Theater came back for a weekend, but it was scary in a few different ways.
My daughter and I went to see her friends in a show last weekend. A real, live show. It was just like we have many, many times before. Sort of. It was outside (and it was cold). Everyone wore masks. And there were no flowers or hugging photos afterward.
Oh, and it was … Carrie. At any other time, in just about any other circumstances, I would have skipped this particular production.
I don’t like scary movies. I can’t even handle sitcom Halloween specials. But I went to Carrie and sat in a park, mask securely on, cold late October wind blowing leaves onto the masked cast that sang and danced and died.
(I guess we give points to Gas Lamp Players in Glen Ridge, NJ, for not pandering to a crowd’s need for something uplifting at this time? I mean who wants a feel-good musical, something where instead of everybody dying and the mother and daughter killing each other, happy, hopeful people laugh and love, overcome a few little obstacles and finish it off with a big, warm and fuzzy finale?)
But I digress. Back to the in-person show in this world of Zoomicals and streaming, self-taped cabarets.
This was actually the second live show we have seen since the pandemic restrictions lifted a bit. Over the summer, we went to watch another friend perform. The production was in a parking lot not a park, but that wasn’t the real problem. Audience members brought their own chairs (good idea) but could put them anywhere they wanted, as far or close to each other as they chose (not great). The theater group sold food and drinks, and masks sagged unattended on audience and cast members alike. At one point, a cast member was completely maskless as he sang with other kids and audience members nearby (not OK at all).
In that production, the sound came and went, and, to be honest, as happy as we wanted to be seeing a live performance, we left feeling more depressed. We hadn’t felt particularly safe, as we were reliant on those around us to voluntarily take precautions, and the quality of the show itself made us wonder if it was even worth it to try before theater could return to something much closer to normal.
But this weekend gave me hope. Seats were set together in groups of tickets purchased, distanced from each other and with the name of the buyer taped to the chair. It was a contact free arrival. There were no tickets, paper or digital, just a list with names and a kind, masked man who led the way. A single sheet with the cast names and roles sat on the chairs.
Announcements were made to make sure masks stayed on and distance was kept (people were even asked not to leave their seats during the brief intermission, although some did). No food. No bathrooms. There was a stage, multiple sets, music and lights. The sound was great. There was blocking and choreography that didn’t feel like it was only about making it work in the space or within precautions. There were times you would get caught up in the song or dance and forgot how abnormal all of it really was.

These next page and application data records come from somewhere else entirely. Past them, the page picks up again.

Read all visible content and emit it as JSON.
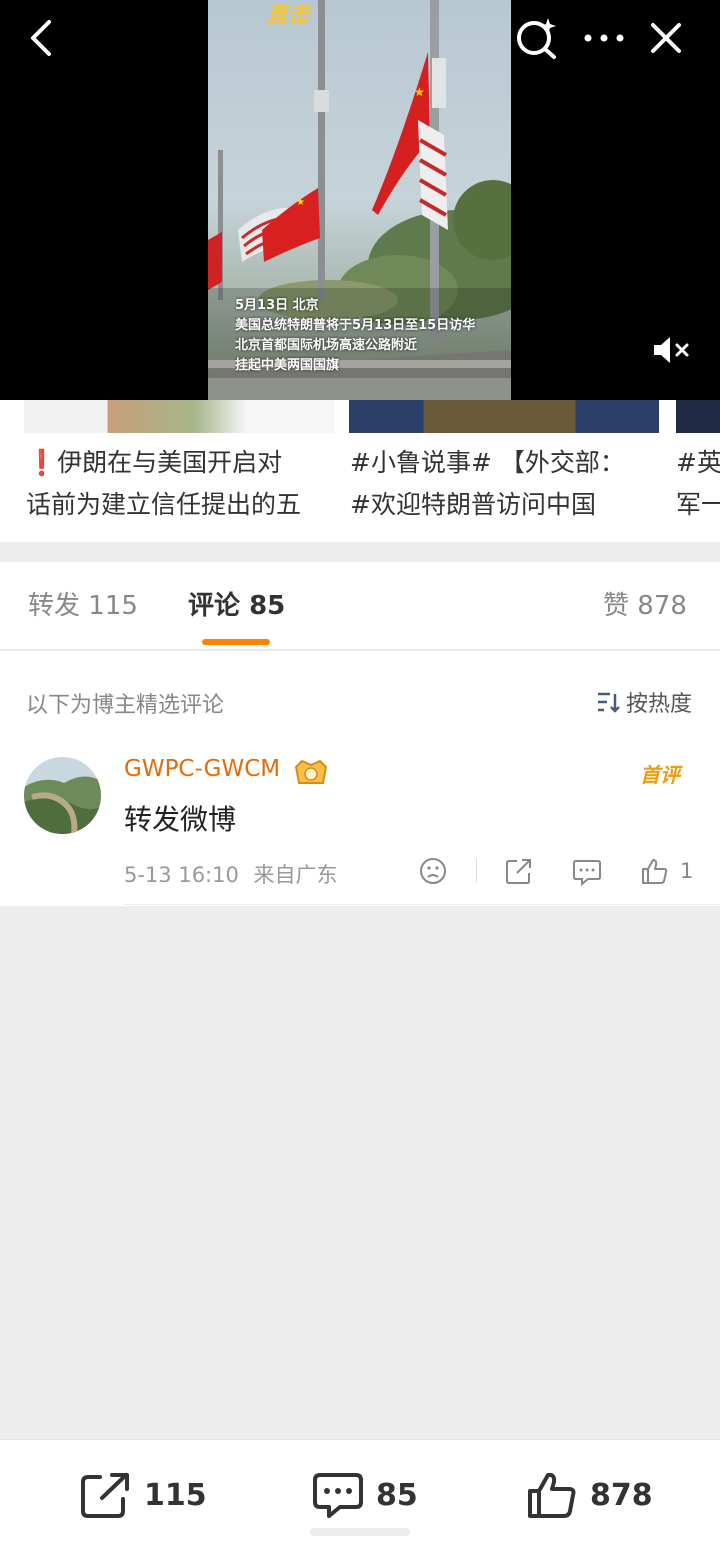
{
  "video": {
    "brand_text": "直击",
    "caption": {
      "line1": "5月13日 北京",
      "line2": "美国总统特朗普将于5月13日至15日访华",
      "line3": "北京首都国际机场高速公路附近",
      "line4": "挂起中美两国国旗"
    },
    "icons": {
      "back": "chevron-left-icon",
      "search": "search-sparkle-icon",
      "more": "more-dots-icon",
      "close": "close-icon",
      "mute": "speaker-muted-icon"
    }
  },
  "related": [
    {
      "title_line1": "伊朗在与美国开启对",
      "title_line2": "话前为建立信任提出的五",
      "alert_icon": "❗"
    },
    {
      "title_line1": "#小鲁说事# 【外交部：",
      "title_line2": "#欢迎特朗普访问中国"
    },
    {
      "title_line1": "#英",
      "title_line2": "军一"
    }
  ],
  "tabs": {
    "repost": {
      "label": "转发",
      "count": "115"
    },
    "comment": {
      "label": "评论",
      "count": "85"
    },
    "like": {
      "label": "赞",
      "count": "878"
    }
  },
  "comments_section": {
    "hint": "以下为博主精选评论",
    "sort_label": "按热度"
  },
  "comment": {
    "username": "GWPC-GWCM",
    "badge": "首评",
    "text": "转发微博",
    "time": "5-13 16:10",
    "location": "来自广东",
    "likes": "1"
  },
  "bottom_bar": {
    "repost_count": "115",
    "comment_count": "85",
    "like_count": "878"
  },
  "colors": {
    "accent_orange": "#ff8200",
    "username": "#e86b0a",
    "background": "#ededed"
  }
}
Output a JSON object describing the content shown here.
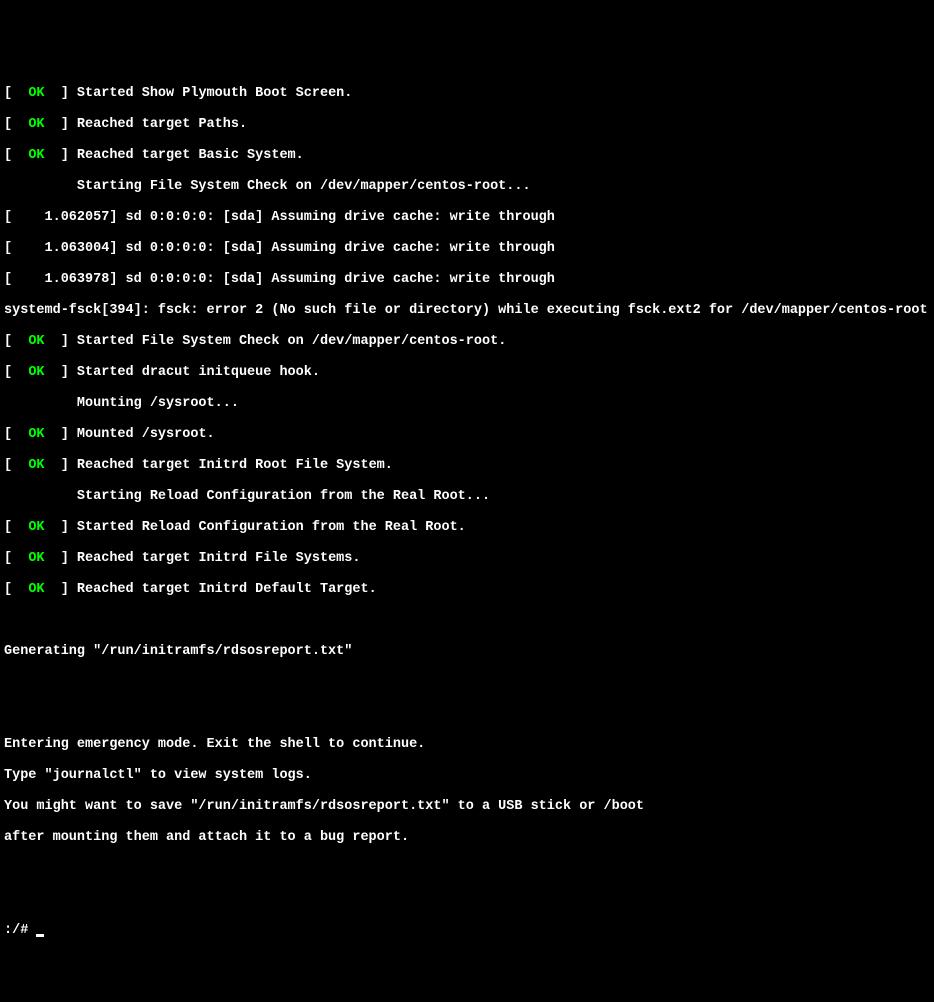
{
  "status_ok": "OK",
  "lines": {
    "l1": "Started Show Plymouth Boot Screen.",
    "l2": "Reached target Paths.",
    "l3": "Reached target Basic System.",
    "l4": "         Starting File System Check on /dev/mapper/centos-root...",
    "l5": "[    1.062057] sd 0:0:0:0: [sda] Assuming drive cache: write through",
    "l6": "[    1.063004] sd 0:0:0:0: [sda] Assuming drive cache: write through",
    "l7": "[    1.063978] sd 0:0:0:0: [sda] Assuming drive cache: write through",
    "l8": "systemd-fsck[394]: fsck: error 2 (No such file or directory) while executing fsck.ext2 for /dev/mapper/centos-root",
    "l9": "Started File System Check on /dev/mapper/centos-root.",
    "l10": "Started dracut initqueue hook.",
    "l11": "         Mounting /sysroot...",
    "l12": "Mounted /sysroot.",
    "l13": "Reached target Initrd Root File System.",
    "l14": "         Starting Reload Configuration from the Real Root...",
    "l15": "Started Reload Configuration from the Real Root.",
    "l16": "Reached target Initrd File Systems.",
    "l17": "Reached target Initrd Default Target.",
    "l18": "Generating \"/run/initramfs/rdsosreport.txt\"",
    "l19": "Entering emergency mode. Exit the shell to continue.",
    "l20": "Type \"journalctl\" to view system logs.",
    "l21": "You might want to save \"/run/initramfs/rdsosreport.txt\" to a USB stick or /boot",
    "l22": "after mounting them and attach it to a bug report.",
    "prompt": ":/# "
  },
  "bracket_open": "[  ",
  "bracket_close": "  ] "
}
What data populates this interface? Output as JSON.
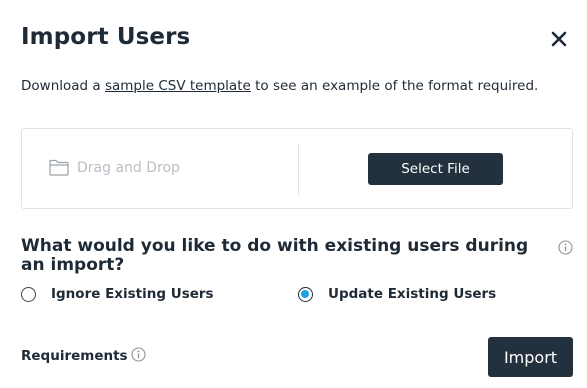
{
  "dialog": {
    "title": "Import Users",
    "close_icon": "close-icon"
  },
  "intro": {
    "prefix": "Download a ",
    "link_text": "sample CSV template",
    "suffix": " to see an example of the format required."
  },
  "upload": {
    "drop_label": "Drag and Drop",
    "drop_icon": "folder-icon",
    "select_file_label": "Select File"
  },
  "existing_users": {
    "question": "What would you like to do with existing users during an import?",
    "info_icon": "info-icon",
    "options": [
      {
        "label": "Ignore Existing Users",
        "selected": false
      },
      {
        "label": "Update Existing Users",
        "selected": true
      }
    ]
  },
  "footer": {
    "requirements_label": "Requirements",
    "requirements_icon": "info-icon",
    "import_label": "Import"
  },
  "colors": {
    "primary_button": "#23303d",
    "radio_selected": "#1aa3e0",
    "border": "#dfe3e8"
  }
}
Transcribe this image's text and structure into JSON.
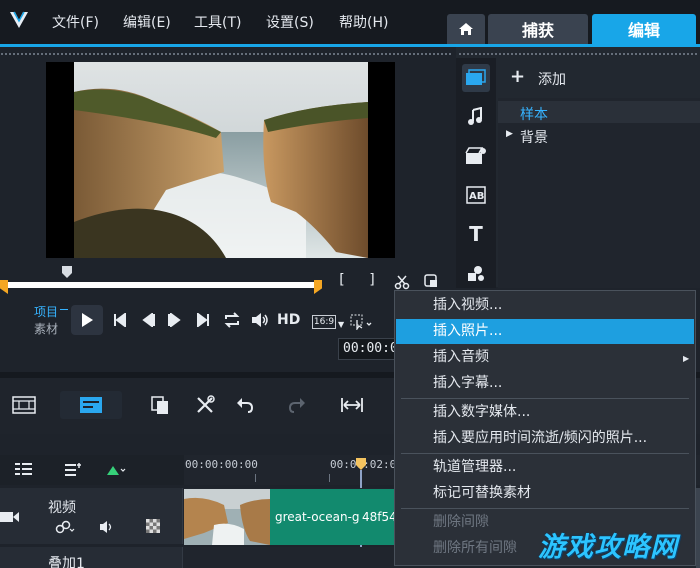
{
  "menubar": {
    "file": "文件(F)",
    "edit": "编辑(E)",
    "tools": "工具(T)",
    "settings": "设置(S)",
    "help": "帮助(H)"
  },
  "tabs": {
    "capture": "捕获",
    "edit": "编辑"
  },
  "player": {
    "mode_project": "项目",
    "mode_clip": "素材",
    "hd": "HD",
    "aspect": "16:9",
    "timecode": "00:00:0"
  },
  "library": {
    "add": "添加",
    "items": [
      "样本",
      "背景"
    ]
  },
  "context_menu": {
    "items": [
      "插入视频...",
      "插入照片...",
      "插入音频",
      "插入字幕...",
      "插入数字媒体...",
      "插入要应用时间流逝/频闪的照片...",
      "轨道管理器...",
      "标记可替换素材",
      "删除间隙",
      "删除所有间隙"
    ]
  },
  "timeline": {
    "ruler_start": "00:00:00:00",
    "ruler_next": "00:00:02:00",
    "track_video": "视频",
    "track_overlay": "叠加1",
    "clip_label": "great-ocean-g",
    "clip_label2": "48f54"
  },
  "watermark": "游戏攻略网"
}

A talented teen cast barely showed the effect of the cold (or the unusual conditions) as they sang. And they appeared to follow the rules–the one time a mask unhooked from an ear, the performer immediately grabbed it and held it in place, continuing to sing. Yes, there were moments I worried, as characters sang and danced close together or held hands en route to the deadly prom. (Don’t touch! I wanted to yell, but managed silence behind my mask.) Then the wind would blow again and with my wish that I had worn a warmer coat came the reminder that any novel coronavirus aerosols were being properly dispersed.
Gas Lamp is not the only community theater attempting to rehearse and perform outside this fall in the NY/NJ area. And while we are running out of days for this in the Northeast, I now eagerly look toward spring possibilities and hope New York City companies can find a way to secure some outdoor space, too. For anyone reading this in places where the weather cooperates year-round, make the effort. It takes a little luck (no rain), but it is worth it–not as stop-gap crisis management to keep some money coming in and the arts alive (although those are legitimate reasons) but as real productions where kids (and adults) are performing for an audience, having fun, making friends and honing their skills.
When Broadway announced another reopening date, pushing to spring 2021, social media lit up with the typical mix of sadness and attempts of encouragement. One kid replied to an Instagram post that she picked the wrong year to get into theater. Not true, Tony nominee Rob McClure replied, “We’ll need you on the other side.”
Give them the chance, and the kids will lead the way there with a joy that can’t help but create hope.
I look forward to the next outside performance. Please, though, can there be a little less death?